Task directions
Look in the data below for the line that has "Enumerate this screenshot's", then print exactly every line from there through the line that has "Extract the structured", leaving pictures out.

##### Data for processing

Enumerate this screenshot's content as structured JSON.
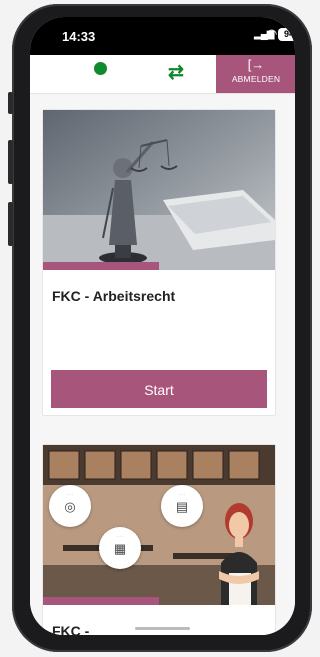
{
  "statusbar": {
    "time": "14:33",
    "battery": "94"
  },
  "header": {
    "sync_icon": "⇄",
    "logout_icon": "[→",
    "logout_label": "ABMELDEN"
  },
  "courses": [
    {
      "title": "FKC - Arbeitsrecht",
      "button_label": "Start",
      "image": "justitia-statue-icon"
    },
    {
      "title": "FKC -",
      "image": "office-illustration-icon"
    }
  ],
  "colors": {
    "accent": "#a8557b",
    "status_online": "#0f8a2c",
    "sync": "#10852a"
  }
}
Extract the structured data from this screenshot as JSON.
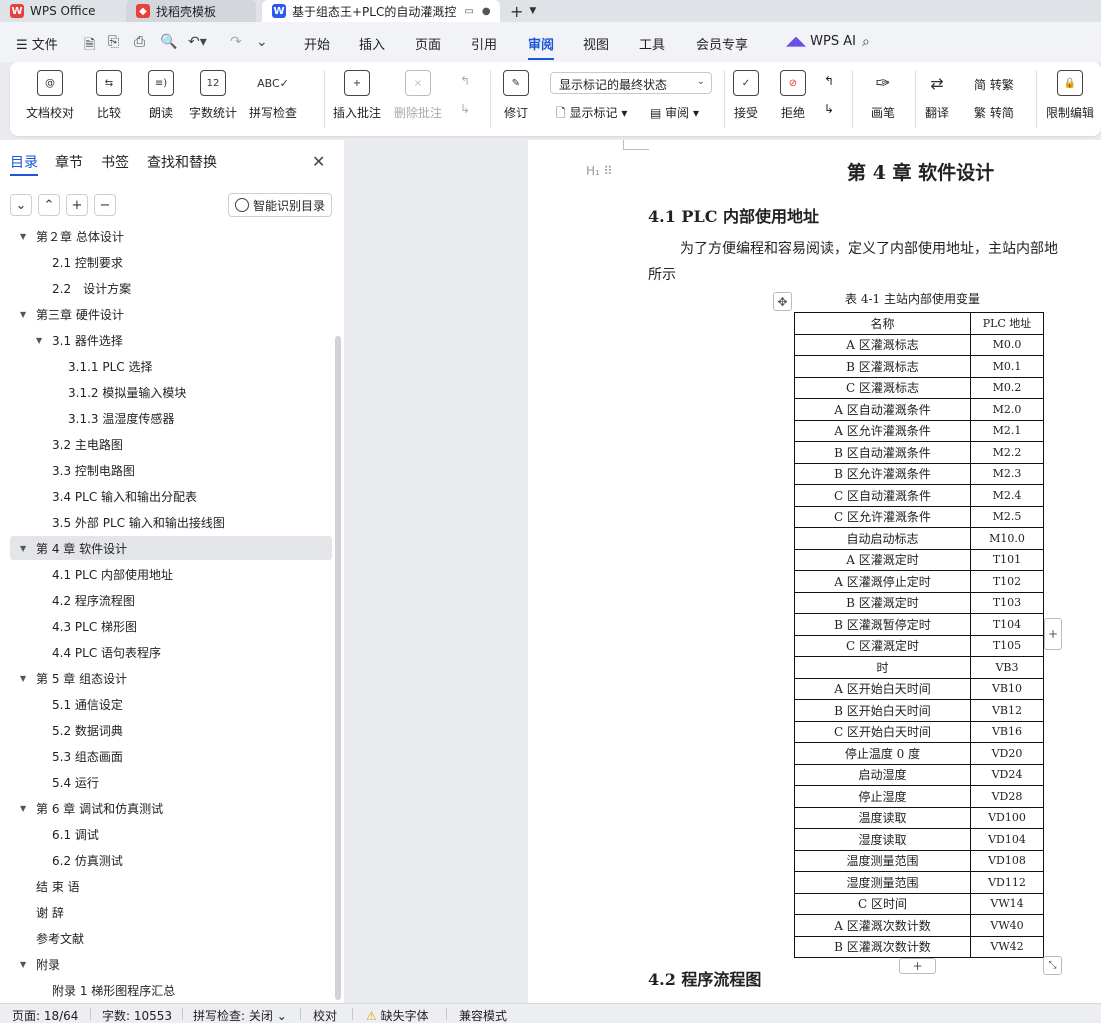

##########
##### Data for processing

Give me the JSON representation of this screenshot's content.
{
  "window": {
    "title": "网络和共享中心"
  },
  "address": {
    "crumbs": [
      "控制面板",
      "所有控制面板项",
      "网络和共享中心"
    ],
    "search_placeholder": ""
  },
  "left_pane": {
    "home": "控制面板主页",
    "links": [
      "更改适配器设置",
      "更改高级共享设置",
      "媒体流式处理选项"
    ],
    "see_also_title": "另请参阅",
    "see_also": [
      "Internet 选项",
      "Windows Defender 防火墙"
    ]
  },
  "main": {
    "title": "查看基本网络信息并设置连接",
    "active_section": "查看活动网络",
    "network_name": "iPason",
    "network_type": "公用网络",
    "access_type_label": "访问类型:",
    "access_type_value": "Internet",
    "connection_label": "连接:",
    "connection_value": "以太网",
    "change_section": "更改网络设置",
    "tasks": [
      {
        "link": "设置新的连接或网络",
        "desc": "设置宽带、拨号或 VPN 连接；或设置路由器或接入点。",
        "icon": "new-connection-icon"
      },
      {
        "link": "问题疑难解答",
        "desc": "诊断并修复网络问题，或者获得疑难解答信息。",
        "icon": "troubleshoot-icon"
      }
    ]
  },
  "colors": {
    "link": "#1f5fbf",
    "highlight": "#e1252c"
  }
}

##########
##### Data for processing

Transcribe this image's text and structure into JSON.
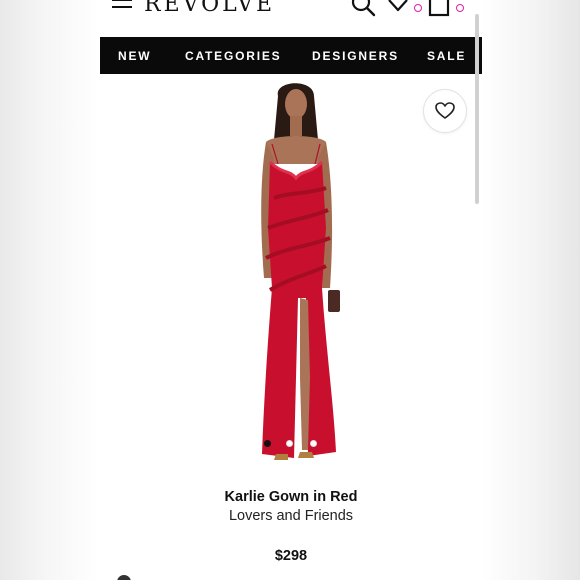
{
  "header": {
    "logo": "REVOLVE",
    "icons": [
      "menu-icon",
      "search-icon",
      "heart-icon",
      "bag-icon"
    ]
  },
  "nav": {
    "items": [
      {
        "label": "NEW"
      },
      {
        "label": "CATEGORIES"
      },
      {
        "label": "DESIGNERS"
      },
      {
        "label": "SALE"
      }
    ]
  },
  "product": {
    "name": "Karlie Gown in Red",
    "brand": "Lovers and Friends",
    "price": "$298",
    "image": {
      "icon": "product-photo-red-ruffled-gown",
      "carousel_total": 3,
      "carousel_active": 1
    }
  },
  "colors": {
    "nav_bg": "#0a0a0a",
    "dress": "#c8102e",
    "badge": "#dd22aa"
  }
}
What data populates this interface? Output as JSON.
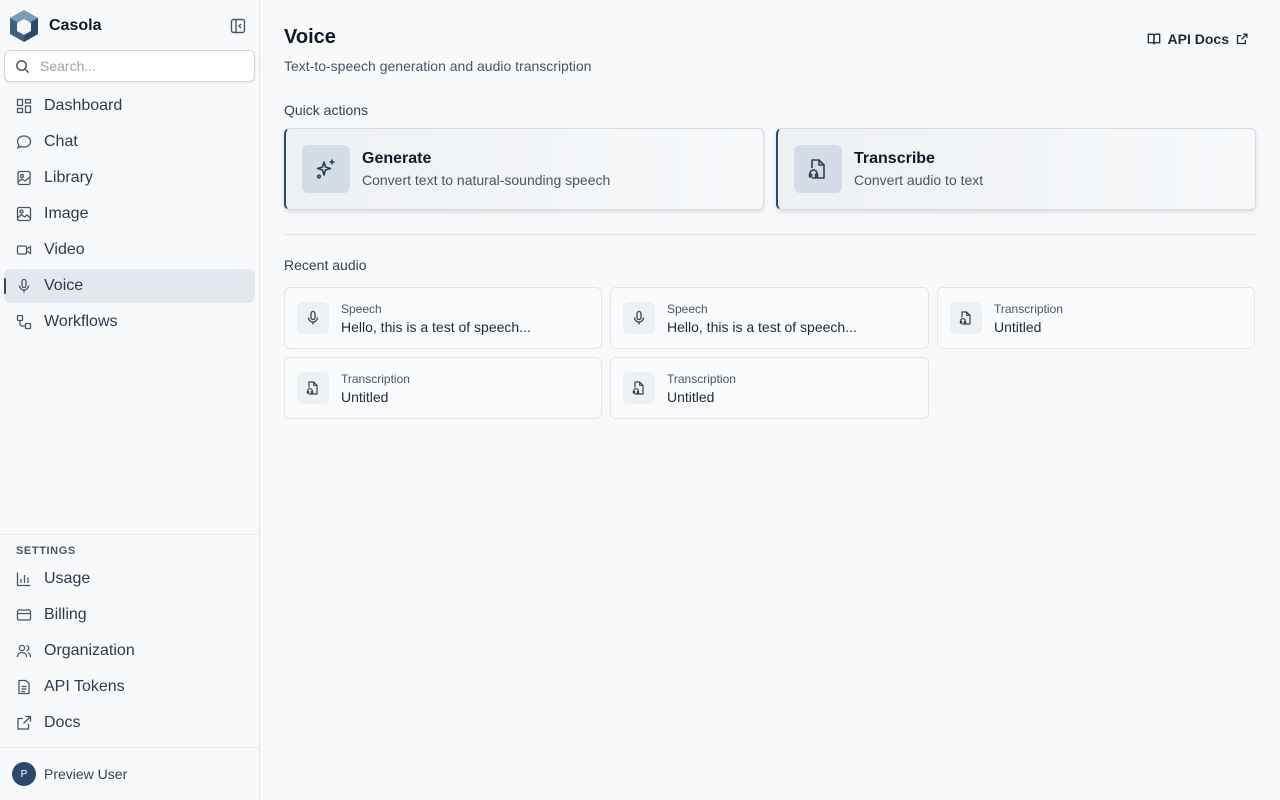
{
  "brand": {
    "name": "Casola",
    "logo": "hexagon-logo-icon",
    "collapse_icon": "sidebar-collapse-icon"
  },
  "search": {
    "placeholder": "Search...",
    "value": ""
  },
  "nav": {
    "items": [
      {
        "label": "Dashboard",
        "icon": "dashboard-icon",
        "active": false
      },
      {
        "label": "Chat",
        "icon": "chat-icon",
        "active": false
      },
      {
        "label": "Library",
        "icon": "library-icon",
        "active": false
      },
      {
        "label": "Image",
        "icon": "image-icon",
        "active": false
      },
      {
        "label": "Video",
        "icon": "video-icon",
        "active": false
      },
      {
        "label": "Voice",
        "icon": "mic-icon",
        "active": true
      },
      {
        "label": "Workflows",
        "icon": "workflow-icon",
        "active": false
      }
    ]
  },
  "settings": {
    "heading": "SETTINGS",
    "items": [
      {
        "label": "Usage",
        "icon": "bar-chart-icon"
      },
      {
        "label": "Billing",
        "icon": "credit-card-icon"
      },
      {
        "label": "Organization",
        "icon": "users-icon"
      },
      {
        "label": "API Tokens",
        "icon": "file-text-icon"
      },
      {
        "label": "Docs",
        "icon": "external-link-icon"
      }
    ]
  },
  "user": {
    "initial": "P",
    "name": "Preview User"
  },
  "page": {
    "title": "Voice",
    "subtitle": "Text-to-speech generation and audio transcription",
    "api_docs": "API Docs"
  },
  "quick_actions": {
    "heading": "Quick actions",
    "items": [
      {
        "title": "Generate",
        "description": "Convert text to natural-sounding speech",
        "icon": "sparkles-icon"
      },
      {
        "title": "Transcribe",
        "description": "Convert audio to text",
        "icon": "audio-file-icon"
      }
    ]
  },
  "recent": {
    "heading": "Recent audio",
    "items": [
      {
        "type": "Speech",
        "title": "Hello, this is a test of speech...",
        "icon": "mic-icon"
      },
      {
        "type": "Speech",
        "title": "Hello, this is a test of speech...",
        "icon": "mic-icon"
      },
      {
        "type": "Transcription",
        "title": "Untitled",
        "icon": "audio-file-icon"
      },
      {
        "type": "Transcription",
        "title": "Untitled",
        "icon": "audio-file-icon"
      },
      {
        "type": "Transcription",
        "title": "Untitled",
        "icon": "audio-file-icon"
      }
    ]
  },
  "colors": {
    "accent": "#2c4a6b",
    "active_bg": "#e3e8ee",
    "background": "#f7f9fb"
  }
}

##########

Response area
Enumerate this screenshot's content as structured JSON.
{
  "statusbar": {
    "time": "14:33",
    "battery": "94"
  },
  "header": {
    "sync_icon": "⇄",
    "logout_icon": "[→",
    "logout_label": "ABMELDEN"
  },
  "courses": [
    {
      "title": "FKC - Arbeitsrecht",
      "button_label": "Start",
      "image": "justitia-statue-icon"
    },
    {
      "title": "FKC -",
      "image": "office-illustration-icon"
    }
  ],
  "colors": {
    "accent": "#a8557b",
    "status_online": "#0f8a2c",
    "sync": "#10852a"
  }
}
Extract the structured data from this screenshot as JSON.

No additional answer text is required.